Store owners at the Shops at Walden could not be prouder of their supportive business community.
Shoppers can take a Pilates class at Absolute Pilates, pick up a unique outfit for a son or niece at Snazzy Giraffe and grab lunch at Sophia’s at Walden in a single walkable trip. Or they could do a night out with a trip to Posh Salon and Spa followed by craft beer-sampling at Harty Brewing Co. or a BYOB painting class at aMuse Uncorked.
These shops have something else in common aside from their walkability and boutique style: Most of their owners are female.
“We’re all very strong women,” said Sophia Nelms, owner of the Sophia’s at Walden restaurant. “I think we all took a risk, and I think we’re all there to support each other to make sure that risk we took succeeds.”
The Shops at Walden include about a dozen small stores arranged in an intentionally quaint downtown, complete with tree-lined, brick-accented sidewalks. Each storefront has a unique style, with condos filling up some upper-floor spaces.
These stores are not on a downtown Main Street though; they are tucked into a Silver Spring Township neighborhood.
This tiny business community is part of what Central Pennsylvania-based Charter Homes and Neighborhoods thinks of as the Great American Neighborhood: a place where people can enjoy the convenience of a trendy downtown in the comfort of a suburban neighborhood.
At the Shops at Walden, that means a place where residents in the roughly 10-year-old Walden community can walk for a fun experience, said Robert Bowman, president of Charter.
The key to making these business communities a success, he said, is to create an experience for shoppers that they cannot get anywhere else.
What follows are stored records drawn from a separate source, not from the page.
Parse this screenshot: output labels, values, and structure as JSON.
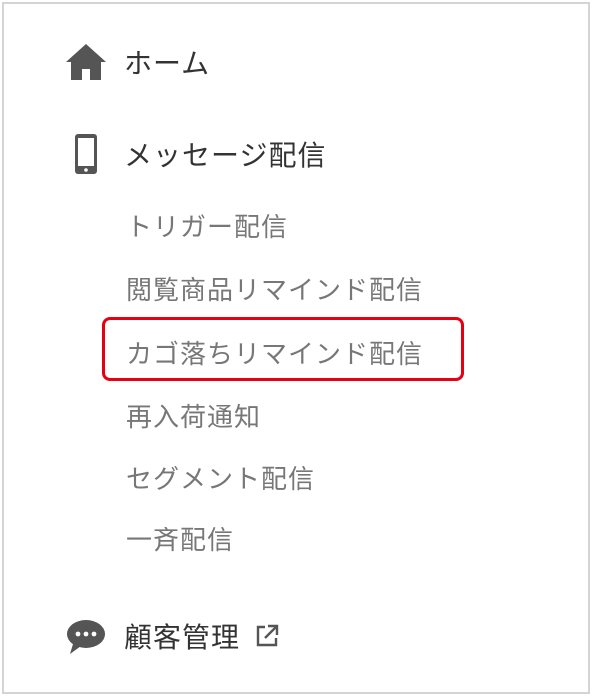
{
  "nav": {
    "home": {
      "label": "ホーム",
      "icon": "home-icon"
    },
    "messages": {
      "label": "メッセージ配信",
      "icon": "smartphone-icon",
      "items": [
        "トリガー配信",
        "閲覧商品リマインド配信",
        "カゴ落ちリマインド配信",
        "再入荷通知",
        "セグメント配信",
        "一斉配信"
      ],
      "highlighted_index": 2
    },
    "customers": {
      "label": "顧客管理",
      "icon": "chat-bubble-icon",
      "external_icon": "external-link-icon"
    }
  },
  "colors": {
    "highlight": "#e60012",
    "icon": "#555555",
    "primary_text": "#333333",
    "secondary_text": "#777777"
  }
}
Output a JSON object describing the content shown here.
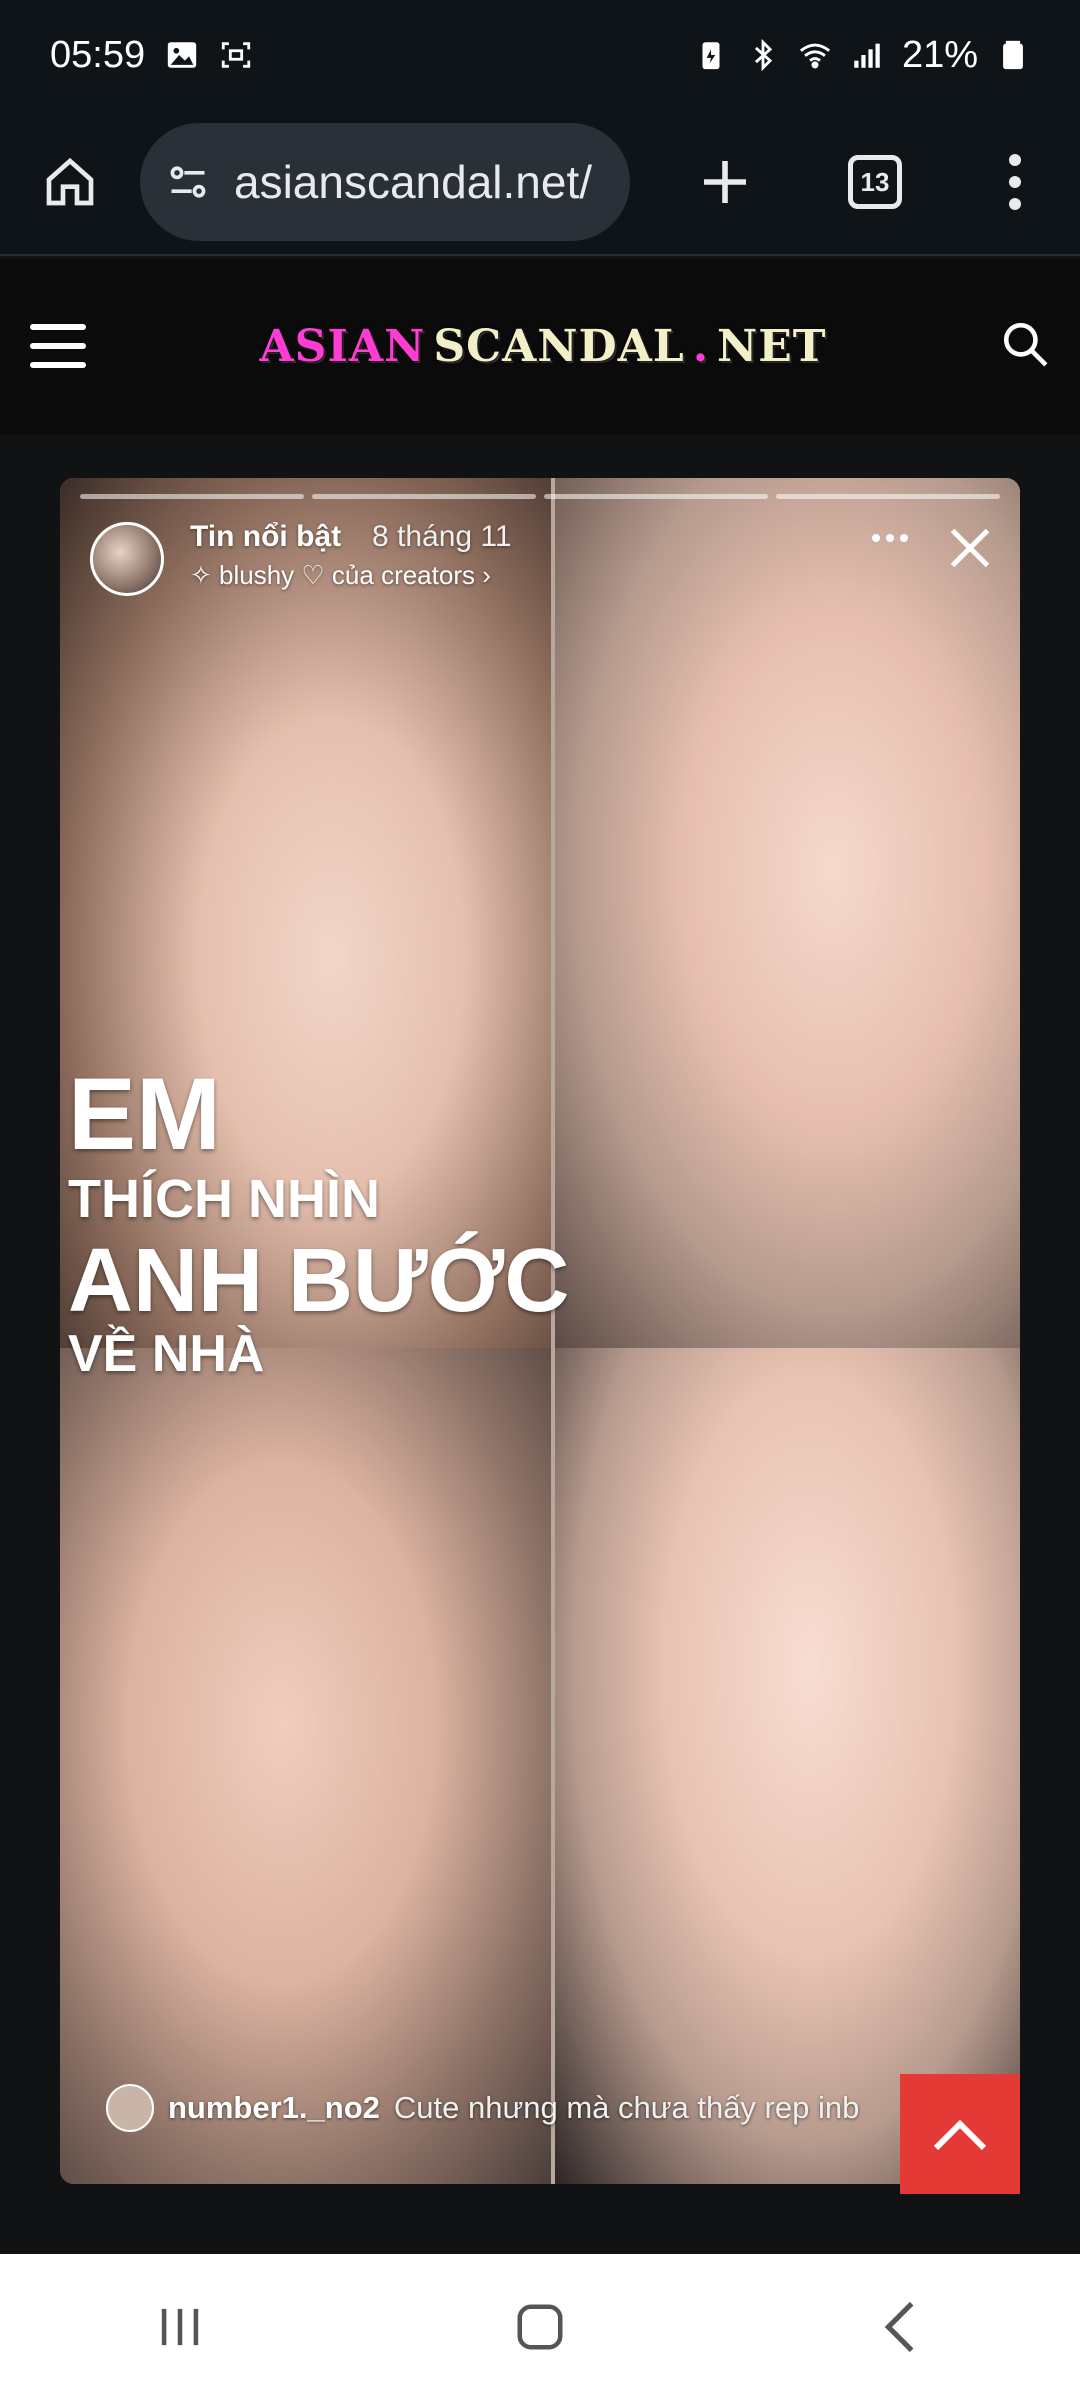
{
  "status_bar": {
    "time": "05:59",
    "battery": "21%",
    "icons": [
      "gallery-icon",
      "screenshot-icon",
      "battery-saver-icon",
      "bluetooth-icon",
      "wifi-icon",
      "signal-icon",
      "battery-icon"
    ]
  },
  "browser": {
    "url": "asianscandal.net/",
    "tab_count": "13"
  },
  "site": {
    "logo_part1": "ASIAN",
    "logo_part2": "SCANDAL",
    "logo_dot": ".",
    "logo_part3": "NET"
  },
  "story": {
    "title": "Tin nổi bật",
    "date": "8 tháng 11",
    "subtitle": "✧ blushy ♡ của creators ›",
    "overlay_line1": "EM",
    "overlay_line2": "THÍCH NHÌN",
    "overlay_line3": "ANH BƯỚC",
    "overlay_line4": "VỀ NHÀ",
    "comment_user": "number1._no2",
    "comment_text": "Cute nhưng mà chưa thấy rep inb"
  },
  "colors": {
    "accent_pink": "#ff3dd4",
    "scroll_top_red": "#e53935"
  }
}
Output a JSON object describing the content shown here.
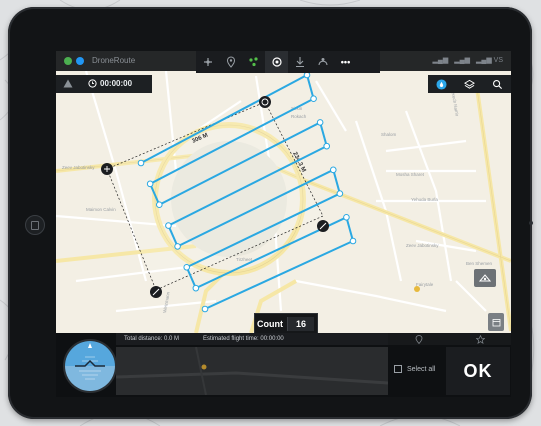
{
  "app": {
    "name": "DroneRoute"
  },
  "topbar": {
    "status_dots": [
      "#4caf50",
      "#2196f3"
    ],
    "tools": [
      {
        "icon": "drone-icon"
      },
      {
        "icon": "location-pin-icon"
      },
      {
        "icon": "waypoint-cluster-icon",
        "color": "#54c04a"
      },
      {
        "icon": "target-scan-icon",
        "active": true
      },
      {
        "icon": "landing-icon"
      },
      {
        "icon": "orbit-icon"
      },
      {
        "icon": "more-icon",
        "label": "•••"
      }
    ],
    "signals": [
      "▂▄▆",
      "▂▄▆",
      "▂▄▆ VS"
    ]
  },
  "timer": {
    "warning_icon": "warning-icon",
    "time": "00:00:00"
  },
  "map_tools": [
    {
      "icon": "water-drop-icon",
      "color": "#2ca7ea"
    },
    {
      "icon": "layers-icon"
    },
    {
      "icon": "search-icon"
    }
  ],
  "survey": {
    "width_label": "306 M",
    "height_label": "234.3 M",
    "line_color": "#2aa8e2",
    "waypoint_count": 16
  },
  "count": {
    "label": "Count",
    "value": "16"
  },
  "bottom": {
    "total_distance": "Total distance: 0.0 M",
    "flight_time": "Estimated flight time: 00:00:00",
    "select_all": "Select all",
    "ok": "OK"
  },
  "colors": {
    "map_bg": "#f3efe4",
    "road": "#f6e7a6",
    "accent": "#2aa8e2"
  }
}
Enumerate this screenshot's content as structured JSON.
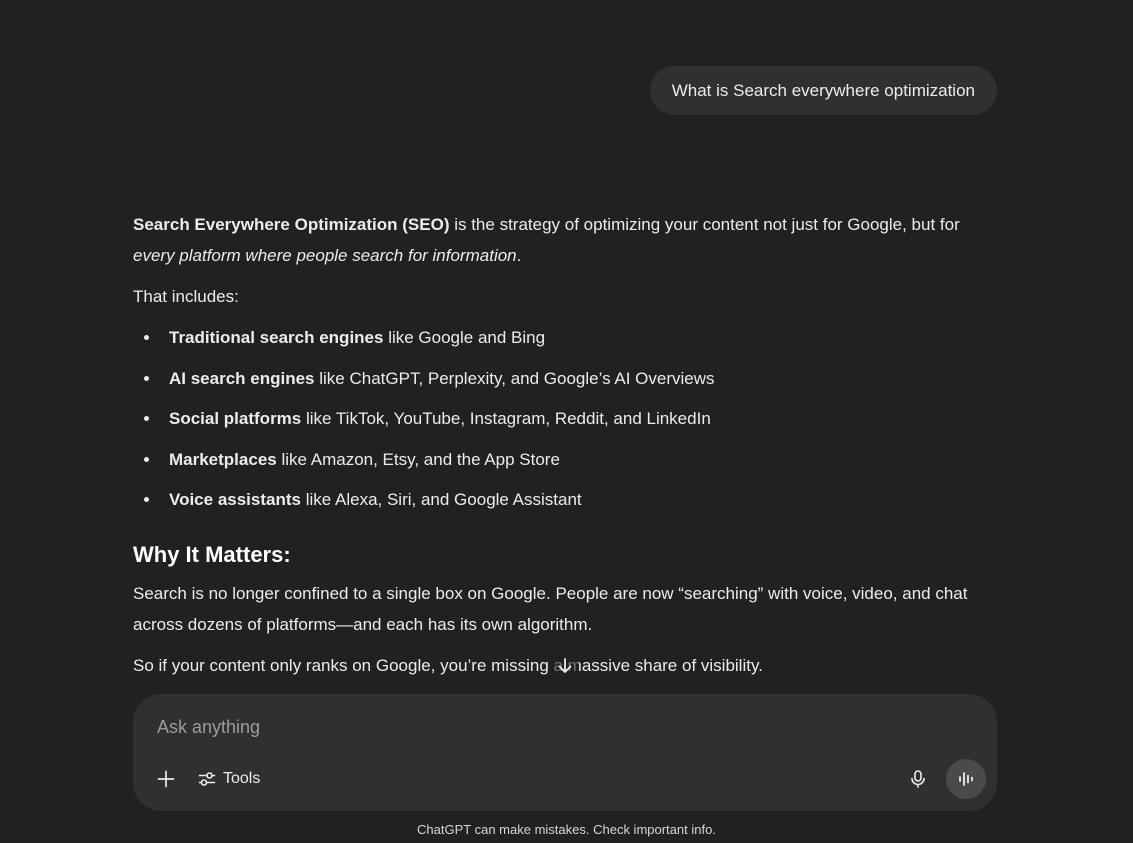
{
  "user_message": "What is Search everywhere optimization",
  "answer": {
    "intro_bold": "Search Everywhere Optimization (SEO)",
    "intro_rest": " is the strategy of optimizing your content not just for Google, but for ",
    "intro_italic": "every platform where people search for information",
    "intro_end": ".",
    "includes": "That includes:",
    "list": [
      {
        "bold": "Traditional search engines",
        "rest": " like Google and Bing"
      },
      {
        "bold": "AI search engines",
        "rest": " like ChatGPT, Perplexity, and Google’s AI Overviews"
      },
      {
        "bold": "Social platforms",
        "rest": " like TikTok, YouTube, Instagram, Reddit, and LinkedIn"
      },
      {
        "bold": "Marketplaces",
        "rest": " like Amazon, Etsy, and the App Store"
      },
      {
        "bold": "Voice assistants",
        "rest": " like Alexa, Siri, and Google Assistant"
      }
    ],
    "heading": "Why It Matters:",
    "para1": "Search is no longer confined to a single box on Google. People are now “searching” with voice, video, and chat across dozens of platforms—and each has its own algorithm.",
    "para2": "So if your content only ranks on Google, you’re missing a massive share of visibility."
  },
  "composer": {
    "placeholder": "Ask anything",
    "tools_label": "Tools"
  },
  "disclaimer": "ChatGPT can make mistakes. Check important info.",
  "icons": {
    "scroll": "arrow-down-icon",
    "plus": "plus-icon",
    "tools": "sliders-icon",
    "mic": "microphone-icon",
    "voice": "voice-waveform-icon"
  }
}
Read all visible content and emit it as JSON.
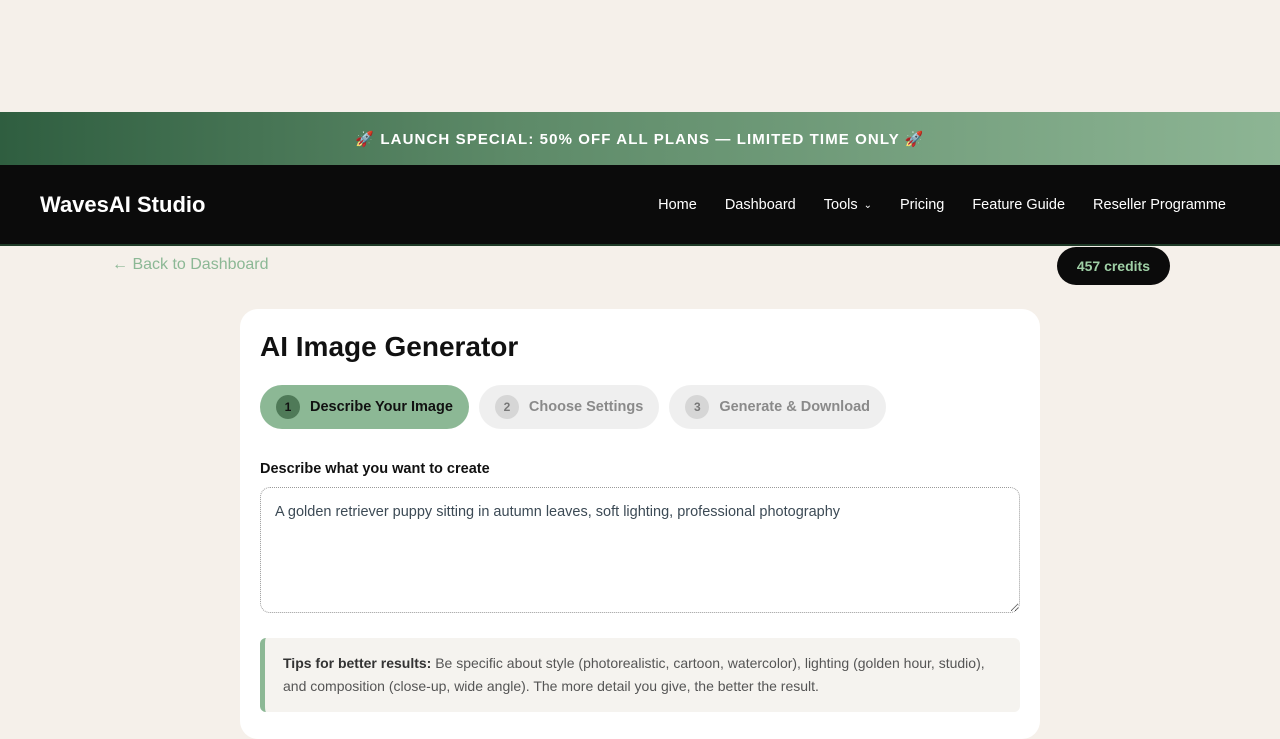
{
  "promo": {
    "text": "🚀 LAUNCH SPECIAL: 50% OFF ALL PLANS — LIMITED TIME ONLY 🚀"
  },
  "navbar": {
    "brand": "WavesAI Studio",
    "links": [
      "Home",
      "Dashboard",
      "Tools",
      "Pricing",
      "Feature Guide",
      "Reseller Programme"
    ],
    "dropdown_icon": "chevron-down-icon"
  },
  "subbar": {
    "back_label": "← Back to Dashboard",
    "credits_label": "457 credits"
  },
  "card": {
    "title": "AI Image Generator",
    "steps": [
      {
        "num": "1",
        "label": "Describe Your Image"
      },
      {
        "num": "2",
        "label": "Choose Settings"
      },
      {
        "num": "3",
        "label": "Generate & Download"
      }
    ],
    "prompt_label": "Describe what you want to create",
    "prompt_value": "A golden retriever puppy sitting in autumn leaves, soft lighting, professional photography",
    "tips_title": "Tips for better results:",
    "tips_text": " Be specific about style (photorealistic, cartoon, watercolor), lighting (golden hour, studio), and composition (close-up, wide angle). The more detail you give, the better the result."
  },
  "colors": {
    "accent": "#8cb895",
    "nav_bg": "#0b0b0b",
    "page_bg": "#f5f0ea"
  }
}
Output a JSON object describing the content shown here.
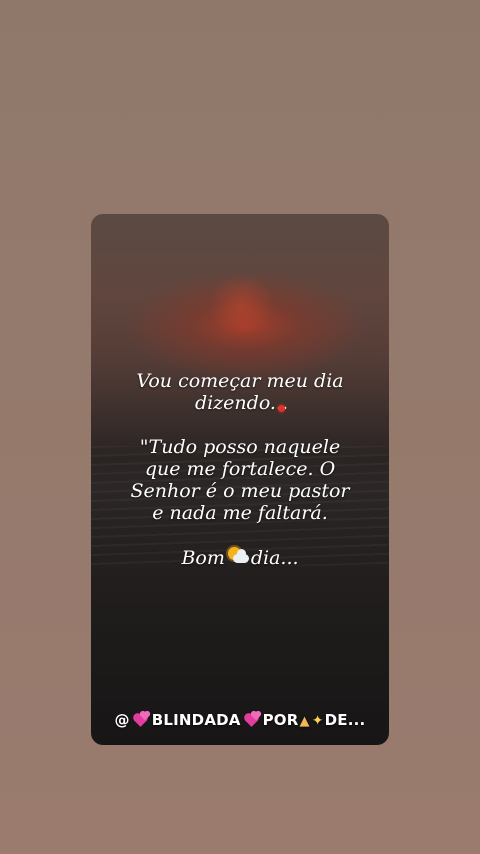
{
  "post": {
    "message_lines_1": [
      "Vou começar meu dia",
      "dizendo..."
    ],
    "message_lines_2": [
      "\"Tudo posso naquele",
      "que me fortalece. O",
      "Senhor é o meu pastor",
      "e nada me faltará."
    ],
    "greeting": {
      "before": "Bom",
      "after": "dia..."
    },
    "footer": {
      "at": "@",
      "part1": "BLINDADA",
      "part2": "POR",
      "part3": "DE..."
    }
  },
  "icons": {
    "heart_dot": "red-heart-dot-icon",
    "sun_cloud": "sun-behind-cloud-icon",
    "hearts": "two-hearts-icon",
    "pray": "folded-hands-icon",
    "sparkles": "sparkles-icon"
  },
  "colors": {
    "background": "#947a6c",
    "card_top": "#5b4a43",
    "card_bottom": "#171515",
    "sun": "#af3c28",
    "text": "#ffffff",
    "hearts": "#e23c9e"
  }
}
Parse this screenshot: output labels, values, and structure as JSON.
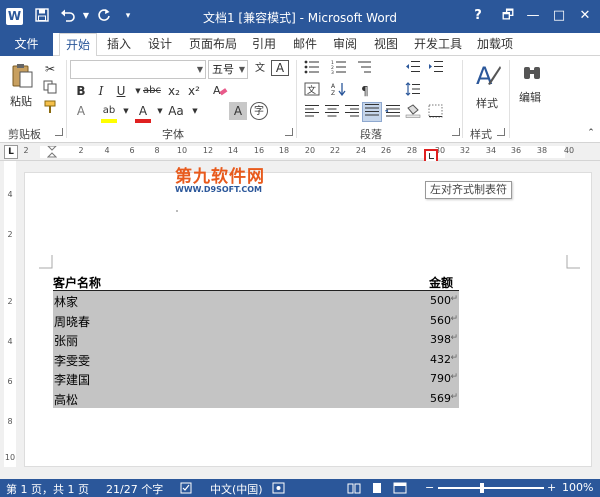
{
  "app": {
    "title": "文档1 [兼容模式] - Microsoft Word",
    "logo_letter": "W",
    "help": "?",
    "quick_access": {
      "save_icon": "save-icon",
      "undo_icon": "undo-icon",
      "redo_icon": "redo-icon",
      "customize_icon": "chevron-down-icon"
    },
    "window_controls": {
      "restore": "🗗",
      "minimize": "—",
      "maximize": "□",
      "close": "✕"
    }
  },
  "ribbon": {
    "file_tab": "文件",
    "tabs": [
      "开始",
      "插入",
      "设计",
      "页面布局",
      "引用",
      "邮件",
      "审阅",
      "视图",
      "开发工具",
      "加载项"
    ],
    "active_tab": "开始",
    "groups": {
      "clipboard": {
        "label": "剪贴板",
        "paste": "粘贴"
      },
      "font": {
        "label": "字体",
        "font_name": "",
        "font_size": "五号",
        "bold": "B",
        "italic": "I",
        "underline": "U",
        "strike": "abc",
        "subscript": "x₂",
        "superscript": "x²",
        "grow": "A",
        "shrink": "A",
        "case": "Aa",
        "phonetic": "文",
        "border_char": "A",
        "highlight": "ab",
        "color": "A",
        "shade": "A",
        "enclose": "字"
      },
      "paragraph": {
        "label": "段落"
      },
      "styles": {
        "label": "样式",
        "button": "样式"
      },
      "editing": {
        "label": "编辑",
        "button": "编辑"
      }
    }
  },
  "ruler": {
    "left_marker": "L",
    "marks": [
      "2",
      "2",
      "4",
      "6",
      "8",
      "10",
      "12",
      "14",
      "16",
      "18",
      "20",
      "22",
      "24",
      "26",
      "28",
      "30",
      "32",
      "34",
      "36",
      "38",
      "40"
    ],
    "vmarks": [
      "4",
      "2",
      "",
      "2",
      "4",
      "6",
      "8",
      "10"
    ]
  },
  "tooltip": "左对齐式制表符",
  "watermark": {
    "cn": "第九软件网",
    "en": "WWW.D9SOFT.COM"
  },
  "document": {
    "header": {
      "name": "客户名称",
      "amount": "金额"
    },
    "rows": [
      {
        "name": "林家",
        "amount": "500"
      },
      {
        "name": "周晓春",
        "amount": "560"
      },
      {
        "name": "张丽",
        "amount": "398"
      },
      {
        "name": "李雯雯",
        "amount": "432"
      },
      {
        "name": "李建国",
        "amount": "790"
      },
      {
        "name": "高松",
        "amount": "569"
      }
    ],
    "paragraph_mark": "↵"
  },
  "status": {
    "page": "第 1 页，共 1 页",
    "words": "21/27 个字",
    "language": "中文(中国)",
    "zoom": "100%",
    "zoom_minus": "−",
    "zoom_plus": "+"
  },
  "colors": {
    "accent": "#2b579a",
    "highlight": "#ffff00",
    "font_red": "#e02020",
    "selection": "#c4c4c4"
  }
}
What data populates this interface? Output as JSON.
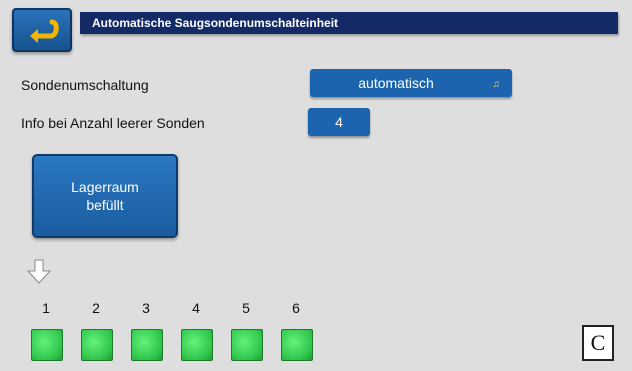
{
  "header": {
    "title": "Automatische Saugsondenumschalteinheit"
  },
  "settings": {
    "mode_label": "Sondenumschaltung",
    "mode_value": "automatisch",
    "empty_label": "Info bei Anzahl leerer Sonden",
    "empty_value": "4"
  },
  "storage_button": {
    "label": "Lagerraum\nbefüllt"
  },
  "probes": [
    "1",
    "2",
    "3",
    "4",
    "5",
    "6"
  ],
  "corner_button": {
    "label": "C"
  },
  "colors": {
    "title_bar": "#132a66",
    "button": "#1c64ae",
    "probe_active": "#35c94f",
    "background": "#dedede"
  }
}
That means finding small business owners who are willing to commit to the kind of service that will make customers want to return – preferably with friends.
Charter found those kinds of people in the shops it brought Walden, Bowman said. This group of business owners has created its own kind of community-within-a-community, holding regular meetings to discuss marketing strategies, plan collaborative events and share stories of success and failure.
These shop owners came to the neighborhood through a variety of paths, with most already demonstrating their determination to succeed before they opened their doors at Walden.
Adie Hanisko, owner of aMuse Uncorked, wanted a permanent studio space for the “paint and sip” classes she taught at in-home parties and local restaurants, wineries and country clubs. Because she tries to make her classes social nights out for her customers, she knew a strip mall wouldn’t cut it.
A business associate suggested Walden, and, after a year of searching, she finally found the perfect fit.
“A place with personality and character and charm – it truly was the ‘The Great American Neighborhood,’ and it all just clicked,” she said. “Our studio would be a destination within a destination, taking our customers’ overall experience to a whole new level.”
Michelle Jacobs, owner of the Snazzy Giraffe children’s boutique, was also attracted to Walden’s quaintness, which matched the uniqueness of the clothes and toys she offers in her shop, she said. She opened her store in Lemoyne after spending 20 years helping to run a software company before moving the shop to Walden two years ago.
Absolute Pilates owner Allison Zang lives in the neighborhood, so opening a studio near her home just made sense, she said. The studio is one of several locations the former epidemiology researcher has opened in the area since she decided to turn her hobby into a business.
Walden is also one of several locations for Nelms, who also has a restaurant in Hampden Township. A 40-year veteran of the restaurant business, she praised her fellow Walden store owners for the way they help each other succeed.
“We all have this same interest at heart,” she said. “We all care about each other and how well we do.”
Hanisko also praised the community’s spirit of collaboration, noting that while most of her business neighbors are women, all of them are local small business, a fact that further unites them.
These women and Walden’s other shops owners work together to promote each other’s businesses and brainstorm ideas for marketing. They have also held promotions ranging from a trick-or-treat night to punch-card specials.
This creative collaboration is especially crucial given Walden’s unique location, Jacobs said.
“It’s not something you’re going to accidentally drive by,” she said.
Hanisko noted, however, that Walden’s location does make it a kind of hidden gem, even though it is just a short drive from Carlisle Pike.
“As soon as I see the wildly delighted look on a new customer’s face when they’ve ‘discovered’ Walden, it reminds me that this is exactly where I was meant to be,” she said.
Despite the long hours and all the other challenges that come with owning a small business, many of Walden’s shop owners already have aspirations to take on more. Nelms is opening a third restaurant at another Charter neighborhood in Lower Allen Township, and Jacobs said she may consider opening a second shop someday.
Zang, however, has promised herself she will not open another business in 2017. She already opened three studios between October 2015 and May 2016, all while her husband opened his own physical therapy practice.
But she’s not making any promises for 2018.
“I’ll find something to keep me on my toes,” she said with a laugh.